Syll. fung. 11: 44. 1895.
Common Name: none
Synonyms: Pluteus lutescens (Fr.) Bres.; Pluteus nanus subsp. lutescens (Fr.) Konrad & Maubl.; Pluteus splendidus A. Pearson.
Cap 30-75 mm broad, obtuse-conic becoming convex to plano-convex, with or without a low umbo; margin decurved to level at maturity, obscurely striate; surface moist, finely wrinkled, (use hand lens) dark brown to dark olive brown at disc, paler towards margin; context relatively thin, up to 5 mm thick near disc, watery dull yellow; taste mild; odor not distinctive.
Gills free, close, cream-colored, becoming pale yellow, developing pinkish tones in age, relatively broad, up to 7 mm in width; edges fringed (use hand lens); lamellulae in two to three series
Stipe 20-50 x 5-10 mm in width, round, with a pith-like core, equal to slightly enlarged below; surface finely striate, cream-colored, becoming pale yellow to yellow; partial veil absent.
Spores 5.5-7.5 x 5.0-7.0 microns, subglobose to ovoid, smooth, hilar appendage not conspicuous, inamyloid; spores pinkish in deposit; pileipellis composed of globose to pyriform cells.
Found in ones and twos on well-rotted logs, branches, and debris of hardwoods such as oaks (Quercus spp., and Tanbark oak (Notholithocarpus densiflorus), occasionally with conifers; known from coastal forests and likely present in the Sierra Nevada; fruiting from late fall to mid-winter; fairly common.
Unknown; probably edible, but too infrequent and unsubstantial to have culinary value.
Pluteus romellii is recognized by a dark brown, sometimes olive brown, wrinkled central cap that shades to yellowish brown or olivaceous brown at the margin; gills that are cream-colored to pale yellow, and a cream to pale yellow striate stipe also help to define the species.

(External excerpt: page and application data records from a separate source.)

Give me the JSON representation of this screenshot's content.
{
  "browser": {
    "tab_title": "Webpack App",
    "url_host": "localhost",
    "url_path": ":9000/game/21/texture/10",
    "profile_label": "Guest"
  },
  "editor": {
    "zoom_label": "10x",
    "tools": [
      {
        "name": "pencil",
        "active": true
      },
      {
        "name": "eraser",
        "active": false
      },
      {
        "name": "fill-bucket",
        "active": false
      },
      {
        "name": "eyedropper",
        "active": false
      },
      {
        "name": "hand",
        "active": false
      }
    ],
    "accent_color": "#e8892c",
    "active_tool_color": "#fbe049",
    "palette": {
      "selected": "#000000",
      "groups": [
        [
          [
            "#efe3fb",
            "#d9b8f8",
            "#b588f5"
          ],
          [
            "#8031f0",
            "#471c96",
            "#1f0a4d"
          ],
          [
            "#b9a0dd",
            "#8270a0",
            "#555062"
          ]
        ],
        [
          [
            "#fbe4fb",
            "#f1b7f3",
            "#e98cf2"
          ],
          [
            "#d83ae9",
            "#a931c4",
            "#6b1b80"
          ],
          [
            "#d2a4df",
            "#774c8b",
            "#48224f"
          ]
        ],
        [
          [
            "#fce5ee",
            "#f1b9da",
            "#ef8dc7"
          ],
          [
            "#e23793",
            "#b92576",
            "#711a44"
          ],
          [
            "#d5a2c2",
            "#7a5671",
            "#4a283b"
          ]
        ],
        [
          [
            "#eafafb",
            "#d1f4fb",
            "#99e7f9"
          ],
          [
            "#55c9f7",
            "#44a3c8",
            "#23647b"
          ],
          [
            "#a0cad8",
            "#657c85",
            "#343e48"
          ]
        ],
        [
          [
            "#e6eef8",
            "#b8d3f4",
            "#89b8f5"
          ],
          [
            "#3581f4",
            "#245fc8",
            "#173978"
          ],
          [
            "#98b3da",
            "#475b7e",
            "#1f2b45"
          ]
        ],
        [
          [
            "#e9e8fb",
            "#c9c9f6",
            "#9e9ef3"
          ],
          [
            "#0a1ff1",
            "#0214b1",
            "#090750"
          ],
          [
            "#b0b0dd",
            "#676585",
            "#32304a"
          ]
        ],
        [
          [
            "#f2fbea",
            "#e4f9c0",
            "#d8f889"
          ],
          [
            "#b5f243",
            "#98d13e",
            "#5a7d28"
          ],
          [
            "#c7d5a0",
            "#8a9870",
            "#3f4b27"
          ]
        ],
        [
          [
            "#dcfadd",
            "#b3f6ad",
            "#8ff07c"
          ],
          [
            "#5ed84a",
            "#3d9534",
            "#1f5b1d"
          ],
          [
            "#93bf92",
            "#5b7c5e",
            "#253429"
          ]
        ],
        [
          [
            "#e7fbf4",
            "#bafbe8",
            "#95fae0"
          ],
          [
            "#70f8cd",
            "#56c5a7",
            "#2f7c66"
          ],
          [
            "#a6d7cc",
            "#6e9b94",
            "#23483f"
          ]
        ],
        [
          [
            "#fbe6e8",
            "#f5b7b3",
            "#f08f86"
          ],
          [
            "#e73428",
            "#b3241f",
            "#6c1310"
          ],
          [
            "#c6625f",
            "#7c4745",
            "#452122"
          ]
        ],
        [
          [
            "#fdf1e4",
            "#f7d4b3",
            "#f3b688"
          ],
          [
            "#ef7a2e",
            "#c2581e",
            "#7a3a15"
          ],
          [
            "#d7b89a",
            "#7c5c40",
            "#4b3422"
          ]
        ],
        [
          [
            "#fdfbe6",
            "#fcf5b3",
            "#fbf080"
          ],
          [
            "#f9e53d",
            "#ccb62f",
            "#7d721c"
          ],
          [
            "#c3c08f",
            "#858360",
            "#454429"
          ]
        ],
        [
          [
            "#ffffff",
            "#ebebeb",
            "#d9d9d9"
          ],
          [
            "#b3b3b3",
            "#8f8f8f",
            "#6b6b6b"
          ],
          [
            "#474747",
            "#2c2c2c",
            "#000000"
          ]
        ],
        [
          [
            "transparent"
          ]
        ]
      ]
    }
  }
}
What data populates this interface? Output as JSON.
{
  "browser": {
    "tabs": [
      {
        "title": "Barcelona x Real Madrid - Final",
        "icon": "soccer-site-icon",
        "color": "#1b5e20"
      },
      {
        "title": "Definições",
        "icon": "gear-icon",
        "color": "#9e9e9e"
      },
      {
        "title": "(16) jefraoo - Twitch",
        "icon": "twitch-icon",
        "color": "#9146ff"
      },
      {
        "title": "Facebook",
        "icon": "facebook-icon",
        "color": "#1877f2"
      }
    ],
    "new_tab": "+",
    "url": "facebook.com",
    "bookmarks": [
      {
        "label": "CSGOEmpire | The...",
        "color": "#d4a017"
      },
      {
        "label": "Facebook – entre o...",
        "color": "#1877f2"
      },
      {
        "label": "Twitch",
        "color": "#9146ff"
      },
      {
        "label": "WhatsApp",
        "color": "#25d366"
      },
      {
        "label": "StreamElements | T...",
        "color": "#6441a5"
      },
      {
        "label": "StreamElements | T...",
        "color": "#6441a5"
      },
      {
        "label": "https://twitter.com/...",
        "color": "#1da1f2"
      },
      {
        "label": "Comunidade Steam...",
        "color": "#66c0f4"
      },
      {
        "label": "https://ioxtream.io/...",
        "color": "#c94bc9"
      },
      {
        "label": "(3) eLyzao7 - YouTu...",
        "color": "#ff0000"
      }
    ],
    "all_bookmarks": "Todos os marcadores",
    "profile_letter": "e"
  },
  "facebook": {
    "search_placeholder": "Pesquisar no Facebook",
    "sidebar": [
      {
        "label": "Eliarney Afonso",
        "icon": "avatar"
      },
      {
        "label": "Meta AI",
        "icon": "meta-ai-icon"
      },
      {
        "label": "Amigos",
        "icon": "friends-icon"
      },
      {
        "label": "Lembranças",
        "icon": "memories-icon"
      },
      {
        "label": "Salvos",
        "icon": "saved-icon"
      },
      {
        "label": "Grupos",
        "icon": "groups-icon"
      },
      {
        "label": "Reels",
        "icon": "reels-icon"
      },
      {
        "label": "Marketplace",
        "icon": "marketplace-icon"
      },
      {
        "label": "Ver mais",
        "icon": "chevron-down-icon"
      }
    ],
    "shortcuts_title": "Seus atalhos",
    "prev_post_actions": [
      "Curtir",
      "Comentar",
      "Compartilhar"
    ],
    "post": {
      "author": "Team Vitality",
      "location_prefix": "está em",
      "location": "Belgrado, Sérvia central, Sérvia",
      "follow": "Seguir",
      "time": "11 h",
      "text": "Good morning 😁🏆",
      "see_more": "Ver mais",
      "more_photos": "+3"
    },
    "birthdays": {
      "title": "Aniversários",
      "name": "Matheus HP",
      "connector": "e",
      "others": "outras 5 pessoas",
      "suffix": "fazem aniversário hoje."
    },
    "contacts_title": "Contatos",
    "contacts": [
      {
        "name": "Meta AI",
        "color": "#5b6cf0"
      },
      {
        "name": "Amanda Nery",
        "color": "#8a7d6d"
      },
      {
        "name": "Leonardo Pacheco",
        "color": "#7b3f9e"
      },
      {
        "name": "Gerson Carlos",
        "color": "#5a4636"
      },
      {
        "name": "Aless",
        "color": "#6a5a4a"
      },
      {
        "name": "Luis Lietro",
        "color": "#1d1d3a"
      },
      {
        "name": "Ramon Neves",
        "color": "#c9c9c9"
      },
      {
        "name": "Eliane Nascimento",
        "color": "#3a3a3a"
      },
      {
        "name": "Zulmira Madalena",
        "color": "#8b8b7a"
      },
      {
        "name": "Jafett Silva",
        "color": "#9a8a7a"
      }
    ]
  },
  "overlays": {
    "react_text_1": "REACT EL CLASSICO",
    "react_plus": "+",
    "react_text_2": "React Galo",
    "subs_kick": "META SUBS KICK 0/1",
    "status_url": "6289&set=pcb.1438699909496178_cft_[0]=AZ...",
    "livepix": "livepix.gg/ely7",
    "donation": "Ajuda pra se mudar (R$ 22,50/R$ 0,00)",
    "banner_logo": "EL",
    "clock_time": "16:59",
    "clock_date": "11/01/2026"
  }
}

Pluteus leoninus, formerly known as P. flavofuligineus, is a look-alike with a yellowish brown cap, but can be distinguished by a velvet-like, not wrinkled, cap surface and taller aspect. An important microscopic difference is the structure of the pileipellis. The pileipellis of P. leoninus is composed of fusiform shaped cells, while in Pluteus romellii, globose to pyriform cells.
Bas, C., Kyper, T.W., Noordeloos, M.E. & Vellinga, E.C. (1990). Flora Agaricina Neerlandica—Critical monographs on the families of agarics and boleti occuring in the Netherlands. Volume 2. Pleurotaceae, Pluteaceae, Tricholomataceae. A. A. Balkema: Rotterdam, Netherlands. 137 p.
Knudsen, H. & Vesterholt, J. ed. (2008). Funga Nordica: Agaricoid, boletoid and cyphelloid genera. Nordsvamp: Copenhagen, Denmark. 965 p.
Knudsen, H. & Vesterholt, J. ed. (2012). Funga Nordica: Agaricoid, boletoid, clavarioid, cyphelloid and gastroid genera. Vol. 1. Nordsvamp: Copenhagen, Denmark. 511 p.
Minnis, A.M. & Sundberg, W.J. (2010). Pluteus section Celluloderma in the U.S.A. North American Fungi 5(1): 1-107.
Takahashi H. (2001). Pluteus romellii (Agaricales, Basidiomycetes), new to Japan, found in Odawara (in Japanese with English summary). Nat Hist Rep Kanagawa 22: 21–23.